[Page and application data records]
• • • •
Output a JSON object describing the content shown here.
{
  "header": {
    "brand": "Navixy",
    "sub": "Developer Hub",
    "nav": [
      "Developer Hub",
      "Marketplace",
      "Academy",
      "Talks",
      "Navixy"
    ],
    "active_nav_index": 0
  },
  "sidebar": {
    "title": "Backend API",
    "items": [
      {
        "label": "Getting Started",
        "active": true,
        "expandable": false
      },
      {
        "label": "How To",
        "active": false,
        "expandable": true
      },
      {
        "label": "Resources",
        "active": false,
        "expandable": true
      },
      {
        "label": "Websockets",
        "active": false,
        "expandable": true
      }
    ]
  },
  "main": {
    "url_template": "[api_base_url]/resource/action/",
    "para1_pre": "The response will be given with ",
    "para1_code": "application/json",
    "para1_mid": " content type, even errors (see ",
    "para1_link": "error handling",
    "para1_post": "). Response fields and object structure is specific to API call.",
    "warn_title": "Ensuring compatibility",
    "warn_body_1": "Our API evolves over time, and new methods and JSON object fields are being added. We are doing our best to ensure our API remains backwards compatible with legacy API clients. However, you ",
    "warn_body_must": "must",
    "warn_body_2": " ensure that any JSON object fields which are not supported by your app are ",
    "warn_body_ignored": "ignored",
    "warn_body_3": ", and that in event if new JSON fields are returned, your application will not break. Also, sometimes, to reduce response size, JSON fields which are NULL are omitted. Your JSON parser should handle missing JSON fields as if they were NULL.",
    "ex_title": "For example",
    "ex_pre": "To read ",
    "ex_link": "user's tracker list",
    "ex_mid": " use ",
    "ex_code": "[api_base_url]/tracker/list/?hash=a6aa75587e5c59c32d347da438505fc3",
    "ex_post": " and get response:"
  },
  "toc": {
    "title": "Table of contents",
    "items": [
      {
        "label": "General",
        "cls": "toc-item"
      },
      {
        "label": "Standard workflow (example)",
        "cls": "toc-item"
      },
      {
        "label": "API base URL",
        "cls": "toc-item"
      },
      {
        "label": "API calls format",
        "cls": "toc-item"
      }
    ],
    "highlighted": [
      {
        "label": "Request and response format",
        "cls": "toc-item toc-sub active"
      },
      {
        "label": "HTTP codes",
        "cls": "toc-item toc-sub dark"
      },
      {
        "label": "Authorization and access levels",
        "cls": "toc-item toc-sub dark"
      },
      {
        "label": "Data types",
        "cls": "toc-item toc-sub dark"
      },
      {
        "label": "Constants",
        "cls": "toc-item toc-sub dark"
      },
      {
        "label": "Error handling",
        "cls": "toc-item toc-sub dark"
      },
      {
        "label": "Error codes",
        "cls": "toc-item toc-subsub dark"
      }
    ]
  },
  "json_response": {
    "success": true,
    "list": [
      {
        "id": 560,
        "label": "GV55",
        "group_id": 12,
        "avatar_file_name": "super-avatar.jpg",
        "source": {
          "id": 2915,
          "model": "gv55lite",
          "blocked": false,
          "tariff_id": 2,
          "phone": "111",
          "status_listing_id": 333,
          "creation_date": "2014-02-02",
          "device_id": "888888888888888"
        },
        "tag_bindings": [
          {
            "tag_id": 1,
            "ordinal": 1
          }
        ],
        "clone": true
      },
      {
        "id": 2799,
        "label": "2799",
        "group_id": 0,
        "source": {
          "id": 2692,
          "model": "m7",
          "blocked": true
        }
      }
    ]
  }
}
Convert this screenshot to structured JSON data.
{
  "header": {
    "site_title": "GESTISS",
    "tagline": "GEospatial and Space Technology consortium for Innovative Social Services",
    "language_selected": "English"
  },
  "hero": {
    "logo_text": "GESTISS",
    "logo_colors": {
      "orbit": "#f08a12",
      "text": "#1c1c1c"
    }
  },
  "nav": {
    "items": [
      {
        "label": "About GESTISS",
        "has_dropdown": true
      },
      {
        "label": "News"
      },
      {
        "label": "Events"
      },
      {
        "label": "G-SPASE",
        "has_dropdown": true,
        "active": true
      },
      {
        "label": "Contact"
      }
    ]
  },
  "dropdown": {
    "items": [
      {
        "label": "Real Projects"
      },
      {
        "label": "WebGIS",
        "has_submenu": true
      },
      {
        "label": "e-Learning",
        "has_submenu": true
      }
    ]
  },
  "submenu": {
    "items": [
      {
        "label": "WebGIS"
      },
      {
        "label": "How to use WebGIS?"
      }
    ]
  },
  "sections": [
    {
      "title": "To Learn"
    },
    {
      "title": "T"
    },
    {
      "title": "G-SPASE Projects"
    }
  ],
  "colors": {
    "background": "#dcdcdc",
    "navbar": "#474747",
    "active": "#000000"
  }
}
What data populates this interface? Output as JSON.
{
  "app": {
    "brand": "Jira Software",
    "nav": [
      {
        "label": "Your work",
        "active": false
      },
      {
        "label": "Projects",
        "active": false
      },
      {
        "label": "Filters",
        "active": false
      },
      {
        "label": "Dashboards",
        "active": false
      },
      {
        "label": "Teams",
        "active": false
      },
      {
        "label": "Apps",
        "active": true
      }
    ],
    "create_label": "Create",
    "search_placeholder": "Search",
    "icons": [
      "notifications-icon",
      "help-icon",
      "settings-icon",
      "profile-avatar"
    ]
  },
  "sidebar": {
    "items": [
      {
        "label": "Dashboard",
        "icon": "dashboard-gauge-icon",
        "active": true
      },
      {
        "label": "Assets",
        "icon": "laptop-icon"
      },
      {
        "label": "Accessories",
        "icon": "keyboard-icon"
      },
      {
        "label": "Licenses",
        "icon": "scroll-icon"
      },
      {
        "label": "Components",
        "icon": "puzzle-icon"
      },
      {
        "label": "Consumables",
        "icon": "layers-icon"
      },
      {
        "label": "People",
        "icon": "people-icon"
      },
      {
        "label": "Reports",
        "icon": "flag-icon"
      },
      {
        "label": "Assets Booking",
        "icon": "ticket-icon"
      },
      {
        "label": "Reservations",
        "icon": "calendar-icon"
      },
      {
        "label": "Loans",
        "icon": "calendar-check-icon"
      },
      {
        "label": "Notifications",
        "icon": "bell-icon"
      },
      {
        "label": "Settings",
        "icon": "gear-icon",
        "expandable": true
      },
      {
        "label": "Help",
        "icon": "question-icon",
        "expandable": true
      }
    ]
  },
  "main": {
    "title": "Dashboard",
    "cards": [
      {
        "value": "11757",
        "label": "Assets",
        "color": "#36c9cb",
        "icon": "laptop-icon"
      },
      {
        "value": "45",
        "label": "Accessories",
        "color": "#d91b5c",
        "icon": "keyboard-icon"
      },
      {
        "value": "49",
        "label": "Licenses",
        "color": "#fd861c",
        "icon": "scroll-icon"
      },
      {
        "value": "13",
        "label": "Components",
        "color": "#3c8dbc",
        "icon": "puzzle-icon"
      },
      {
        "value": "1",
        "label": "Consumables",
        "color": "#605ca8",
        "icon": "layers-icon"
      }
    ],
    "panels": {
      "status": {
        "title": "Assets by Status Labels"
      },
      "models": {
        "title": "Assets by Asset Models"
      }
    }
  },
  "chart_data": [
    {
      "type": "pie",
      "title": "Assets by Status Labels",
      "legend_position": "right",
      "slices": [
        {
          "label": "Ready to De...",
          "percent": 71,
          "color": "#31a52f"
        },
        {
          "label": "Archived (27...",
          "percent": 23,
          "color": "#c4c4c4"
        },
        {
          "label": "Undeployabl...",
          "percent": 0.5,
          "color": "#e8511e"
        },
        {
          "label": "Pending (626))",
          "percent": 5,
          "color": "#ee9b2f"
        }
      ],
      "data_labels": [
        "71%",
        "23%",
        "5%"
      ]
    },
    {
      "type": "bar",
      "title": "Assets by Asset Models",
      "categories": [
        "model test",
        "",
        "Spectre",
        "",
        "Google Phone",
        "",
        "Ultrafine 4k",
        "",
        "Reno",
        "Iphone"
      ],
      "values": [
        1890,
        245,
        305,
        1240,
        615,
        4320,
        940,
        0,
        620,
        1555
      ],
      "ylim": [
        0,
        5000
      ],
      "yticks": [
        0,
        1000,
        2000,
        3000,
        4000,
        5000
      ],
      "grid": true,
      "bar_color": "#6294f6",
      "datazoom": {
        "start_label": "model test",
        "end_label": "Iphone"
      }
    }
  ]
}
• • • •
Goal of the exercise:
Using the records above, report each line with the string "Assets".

Reply to the task:
        "label": "Assets",
        "label": "Assets Booking",
        "label": "Assets",
        "title": "Assets by Status Labels"
        "title": "Assets by Asset Models"
      "title": "Assets by Status Labels",
      "title": "Assets by Asset Models",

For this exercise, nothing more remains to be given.